Quote from: IgorC on 26 December, 2009, 02:39:19 PMTrue VBR mode isn't available in Windows version. Many people couldn't use it.It's available in Quicktime Pro.
Quote from: IgorC on 25 December, 2009, 10:06:34 PM4.Bitrates.96-100 kbits/s? It's possible to perform test at 128 kbits/s with very hard samples. Aemese-like samples will be very easy to spot from original.If this is already clear enough, then forgive me, but I think the test needs to have a very defined and limited goal with respect to bit rates. Because when you start adding parameters and/or choosing optional items, things can get quite unclear what is equivalent or fair from one encoder to another encoder, especially if you are dealing with command-line vs gui.
Quote from: guruboolez on 26 December, 2009, 03:06:25 PMDon't put too many competitors in the arena: the more encoders you have the harder is it to rate them accurately. At the end, many contenders will only bring statistic noise and the test will end with no clear winner. And don't forget the anchors: they're really essential to avoid or limit discrepancies.Ideally, and for a public listening test, I would go for 2 competitors and 2 anchors. But it won't be very attractive to many people. So 3 competitors and 2 anchors is probably the most doable configuration.I can't disagree here. Also Sebastian's public tests indicate that 3 (maybe 4. It should be discussed) competitors is a good balance. Even more taking into account that today AAC encoders provide enough good quality at 100 kbps and make it more difficult to ABX.Possible high anchor:1.LAME -V4 or -V3. I think -V5 is too risky to be a high anchor.2.Nero or Apple 128 kbps
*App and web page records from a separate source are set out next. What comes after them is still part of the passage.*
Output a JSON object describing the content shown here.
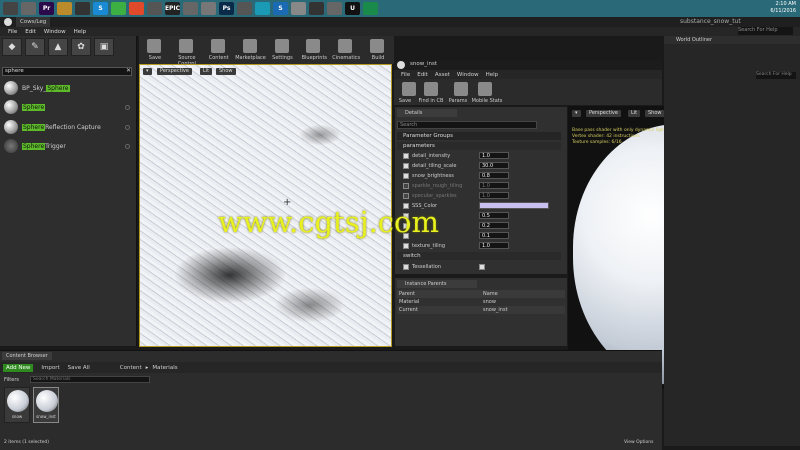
{
  "taskbar": {
    "apps": [
      "",
      "",
      "Pr",
      "",
      "",
      "S",
      "",
      "",
      "",
      "EPIC",
      "",
      "",
      "Ps",
      "",
      "",
      "S",
      "",
      "",
      "",
      "U",
      ""
    ],
    "time": "2:10 AM",
    "date": "6/11/2016",
    "window_title": "substance_snow_tut",
    "search_help": "Search For Help"
  },
  "main_tab": "Cows/Leg",
  "menu": [
    "File",
    "Edit",
    "Window",
    "Help"
  ],
  "modes": {
    "title": "Modes",
    "search_value": "sphere",
    "items": [
      {
        "prefix": "BP_Sky_",
        "highlight": "Sphere",
        "suffix": ""
      },
      {
        "prefix": "",
        "highlight": "Sphere",
        "suffix": ""
      },
      {
        "prefix": "",
        "highlight": "Sphere",
        "suffix": " Reflection Capture"
      },
      {
        "prefix": "",
        "highlight": "Sphere",
        "suffix": " Trigger"
      }
    ]
  },
  "toolbar": [
    "Save",
    "Source Control",
    "Content",
    "Marketplace",
    "Settings",
    "Blueprints",
    "Cinematics",
    "Build",
    "",
    ""
  ],
  "viewport": {
    "perspective": "Perspective",
    "lit": "Lit",
    "show": "Show"
  },
  "material_editor": {
    "tab": "snow_inst",
    "menu": [
      "File",
      "Edit",
      "Asset",
      "Window",
      "Help"
    ],
    "toolbar": [
      "Save",
      "Find in CB",
      "Params",
      "Mobile Stats"
    ],
    "details_tab": "Details",
    "search_placeholder": "Search",
    "parameter_groups": "Parameter Groups",
    "group_parameters": "parameters",
    "params": [
      {
        "name": "detail_intensity",
        "value": "1.0",
        "enabled": true
      },
      {
        "name": "detail_tiling_scale",
        "value": "30.0",
        "enabled": true
      },
      {
        "name": "snow_brightness",
        "value": "0.8",
        "enabled": true
      },
      {
        "name": "sparkle_rough_tiling",
        "value": "1.0",
        "enabled": false
      },
      {
        "name": "specular_sparkles",
        "value": "1.0",
        "enabled": false
      },
      {
        "name": "SSS_Color",
        "value": "",
        "enabled": true
      },
      {
        "name": "",
        "value": "0.5",
        "enabled": true
      },
      {
        "name": "",
        "value": "0.2",
        "enabled": true
      },
      {
        "name": "",
        "value": "0.1",
        "enabled": true
      },
      {
        "name": "texture_tiling",
        "value": "1.0",
        "enabled": true
      }
    ],
    "group_switch": "switch",
    "switch_param": "Tessellation",
    "instance_parents_tab": "Instance Parents",
    "inst_header": [
      "Parent",
      "Name"
    ],
    "inst_rows": [
      [
        "Material",
        "snow"
      ],
      [
        "Current",
        "snow_inst"
      ]
    ]
  },
  "preview": {
    "perspective": "Perspective",
    "lit": "Lit",
    "show": "Show",
    "info": [
      "Base pass shader with only dynamic lighting: 99 instructions",
      "Vertex shader: 42 instructions",
      "Texture samples: 6/16"
    ]
  },
  "outliner": {
    "title": "World Outliner",
    "search": "Search For Help"
  },
  "content_browser": {
    "tab": "Content Browser",
    "add_new": "Add New",
    "import": "Import",
    "save_all": "Save All",
    "path": [
      "Content",
      "Materials"
    ],
    "filters": "Filters",
    "search_placeholder": "Search Materials",
    "assets": [
      "snow",
      "snow_inst"
    ],
    "status": "2 items (1 selected)",
    "view_options": "View Options"
  },
  "watermark": "www.cgtsj.com"
}
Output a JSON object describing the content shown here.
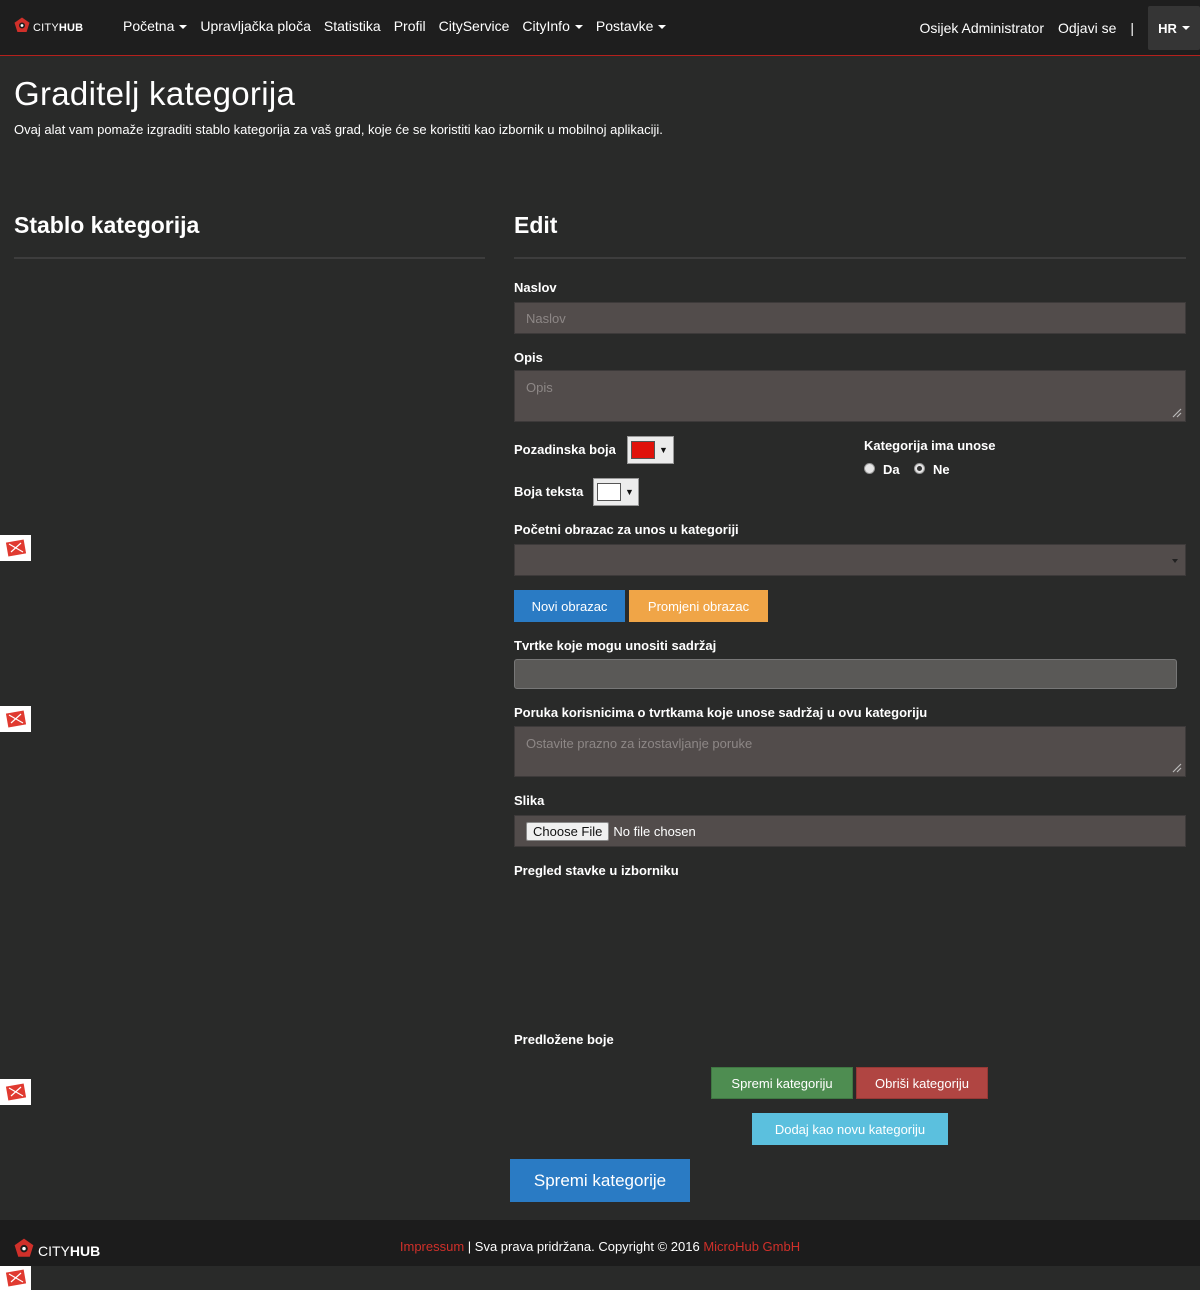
{
  "navbar": {
    "brand_city": "CITY",
    "brand_hub": "HUB",
    "items": [
      {
        "label": "Početna",
        "dropdown": true
      },
      {
        "label": "Upravljačka ploča",
        "dropdown": false
      },
      {
        "label": "Statistika",
        "dropdown": false
      },
      {
        "label": "Profil",
        "dropdown": false
      },
      {
        "label": "CityService",
        "dropdown": false
      },
      {
        "label": "CityInfo",
        "dropdown": true
      },
      {
        "label": "Postavke",
        "dropdown": true
      }
    ],
    "user": "Osijek Administrator",
    "logout": "Odjavi se",
    "separator": "|",
    "language": "HR"
  },
  "page": {
    "title": "Graditelj kategorija",
    "description": "Ovaj alat vam pomaže izgraditi stablo kategorija za vaš grad, koje će se koristiti kao izbornik u mobilnoj aplikaciji."
  },
  "tree": {
    "heading": "Stablo kategorija"
  },
  "edit": {
    "heading": "Edit",
    "title_label": "Naslov",
    "title_placeholder": "Naslov",
    "desc_label": "Opis",
    "desc_placeholder": "Opis",
    "bg_color_label": "Pozadinska boja",
    "bg_color_value": "#e0120b",
    "text_color_label": "Boja teksta",
    "text_color_value": "#ffffff",
    "has_entries_label": "Kategorija ima unose",
    "has_entries_yes": "Da",
    "has_entries_no": "Ne",
    "has_entries_selected": "Ne",
    "initial_form_label": "Početni obrazac za unos u kategoriji",
    "initial_form_value": "",
    "new_form_button": "Novi obrazac",
    "change_form_button": "Promjeni obrazac",
    "companies_label": "Tvrtke koje mogu unositi sadržaj",
    "message_label": "Poruka korisnicima o tvrtkama koje unose sadržaj u ovu kategoriju",
    "message_placeholder": "Ostavite prazno za izostavljanje poruke",
    "image_label": "Slika",
    "choose_file": "Choose File",
    "no_file": "No file chosen",
    "preview_label": "Pregled stavke u izborniku",
    "suggested_colors_label": "Predložene boje",
    "save_category": "Spremi kategoriju",
    "delete_category": "Obriši kategoriju",
    "add_new_category": "Dodaj kao novu kategoriju"
  },
  "save_categories": "Spremi kategorije",
  "footer": {
    "brand_city": "CITY",
    "brand_hub": "HUB",
    "impressum": "Impressum",
    "rights": " | Sva prava pridržana. Copyright © 2016 ",
    "company": "MicroHub GmbH"
  },
  "colors": {
    "accent_red": "#d0302a",
    "primary_blue": "#2a7bc4",
    "warning_orange": "#f0a547",
    "success_green": "#4e8d51",
    "danger_red": "#b04542",
    "info_cyan": "#5bc0de"
  }
}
Possible low anchor:In my opinion low anchor shouldn't be that bad. LAME ~V7 (~100 kbps) or ABR 100.
So I guess, in the end, my vote goes out to a multi-format test featuring 1 carefully selected AAC codec, Vorbis (Aotuv?) and WMA (Professional?), with LAME at the same bitrate as low anchor (edit) and lossless original as high anchor.
In others words, I believe codecs have evolved to such a point where, competing against 96k AAC, imho, picking a high anchor is moot.
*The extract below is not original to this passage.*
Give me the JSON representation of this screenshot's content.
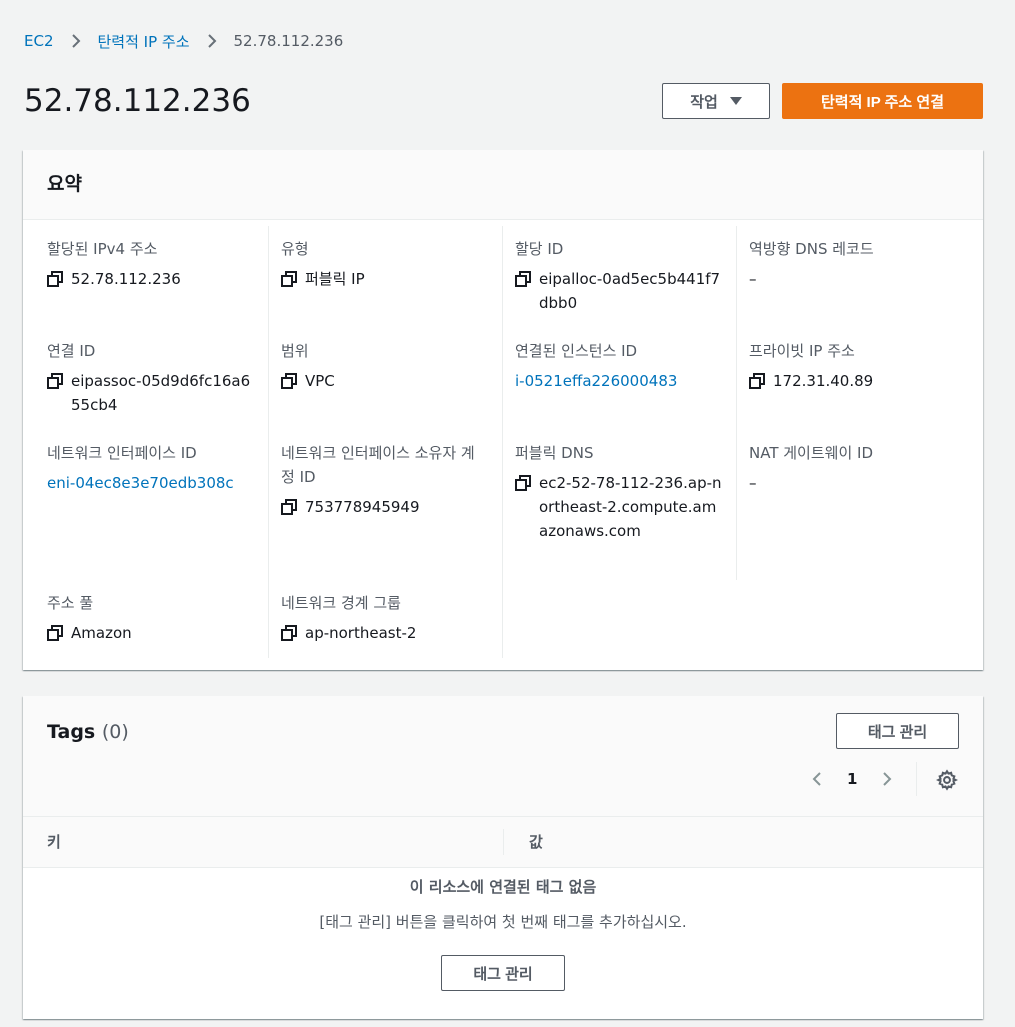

I would like to see Quicktime's new true VBR encoder on the test, even if it's a Mac OS X exlusive. Also having FAAC on the test as a low anchor would be interesting.
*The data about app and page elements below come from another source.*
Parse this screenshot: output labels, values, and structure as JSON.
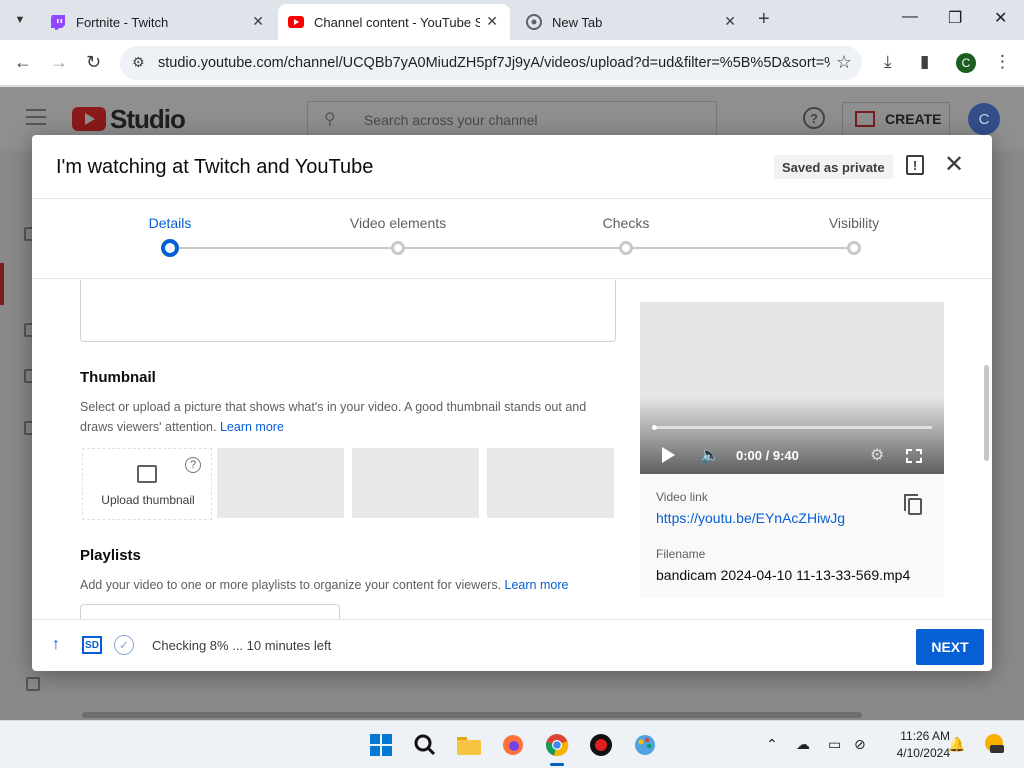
{
  "browser": {
    "tabs": [
      {
        "label": "Fortnite - Twitch",
        "favicon": "twitch-icon"
      },
      {
        "label": "Channel content - YouTube Studio",
        "favicon": "youtube-icon"
      },
      {
        "label": "New Tab",
        "favicon": "chrome-icon"
      }
    ],
    "url": "studio.youtube.com/channel/UCQBb7yA0MiudZH5pf7Jj9yA/videos/upload?d=ud&filter=%5B%5D&sort=%...",
    "profile_initial": "C"
  },
  "studio": {
    "logo_text": "Studio",
    "search_placeholder": "Search across your channel",
    "help_glyph": "?",
    "create_label": "CREATE",
    "avatar_initial": "C"
  },
  "modal": {
    "title": "I'm watching at Twitch and YouTube",
    "saved_badge": "Saved as private",
    "report_glyph": "!",
    "close_glyph": "✕",
    "steps": [
      {
        "label": "Details",
        "active": true
      },
      {
        "label": "Video elements",
        "active": false
      },
      {
        "label": "Checks",
        "active": false
      },
      {
        "label": "Visibility",
        "active": false
      }
    ],
    "thumbnail": {
      "title": "Thumbnail",
      "description": "Select or upload a picture that shows what's in your video. A good thumbnail stands out and draws viewers' attention.",
      "learn_more": "Learn more",
      "upload_label": "Upload thumbnail",
      "help_glyph": "?"
    },
    "playlists": {
      "title": "Playlists",
      "description": "Add your video to one or more playlists to organize your content for viewers.",
      "learn_more": "Learn more"
    },
    "video": {
      "time": "0:00 / 9:40",
      "link_label": "Video link",
      "link": "https://youtu.be/EYnAcZHiwJg",
      "filename_label": "Filename",
      "filename": "bandicam 2024-04-10 11-13-33-569.mp4"
    },
    "footer": {
      "sd_label": "SD",
      "status": "Checking 8% ... 10 minutes left",
      "next_label": "NEXT"
    }
  },
  "taskbar": {
    "time": "11:26 AM",
    "date": "4/10/2024"
  },
  "colors": {
    "accent": "#065fd4",
    "youtube_red": "#ff0000",
    "twitch_purple": "#9146ff"
  }
}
There is no reason to compare two Nero versions with other encoders.But many people use Nero encoder intensively here and want to know if there is any improvement (more specifically in quality area).You also have compared two versions of Nero partially in your last test. I've compared two versions of Nero too in my previous test But there are many encoders to test and it will be reasonable option to switch to last Nero encoder.I will make a poll to see what people prefer.
High anchor. Do we really need it?
Imho, only to avoid people from rating most (all?) competitors an unoriginal 4.5 score. As said, that may almost only be achieved by contrasting them to the original, lossless samples. But on the other hand, of course, that would make the test even more difficult to take.
Why not add ffmpeg aac encoder to this test?
It looks too strong for a low anchor. I'm also against dramatically poor low anchor but using one of the most advanced MP3 encoder at the same bitrate we'll test main contenders is a kind of a risk. But the comparison would be interesting I confess... For the sake of the test I'd rather lower the bitrate or use a very old (ISO AAC maybe?) encoder at 100 kbps. Or maybe half the bitrate with HE-AAC(v2)?
- High anchor: Lossless original. Edit: no further high anchors to minimize listening time.
- Post-screening rules: Remove all listeners from analysis who a) graded the high anchor lower than 4.5, b) graded the low anchor higher than the high anchor.What do you think?Chris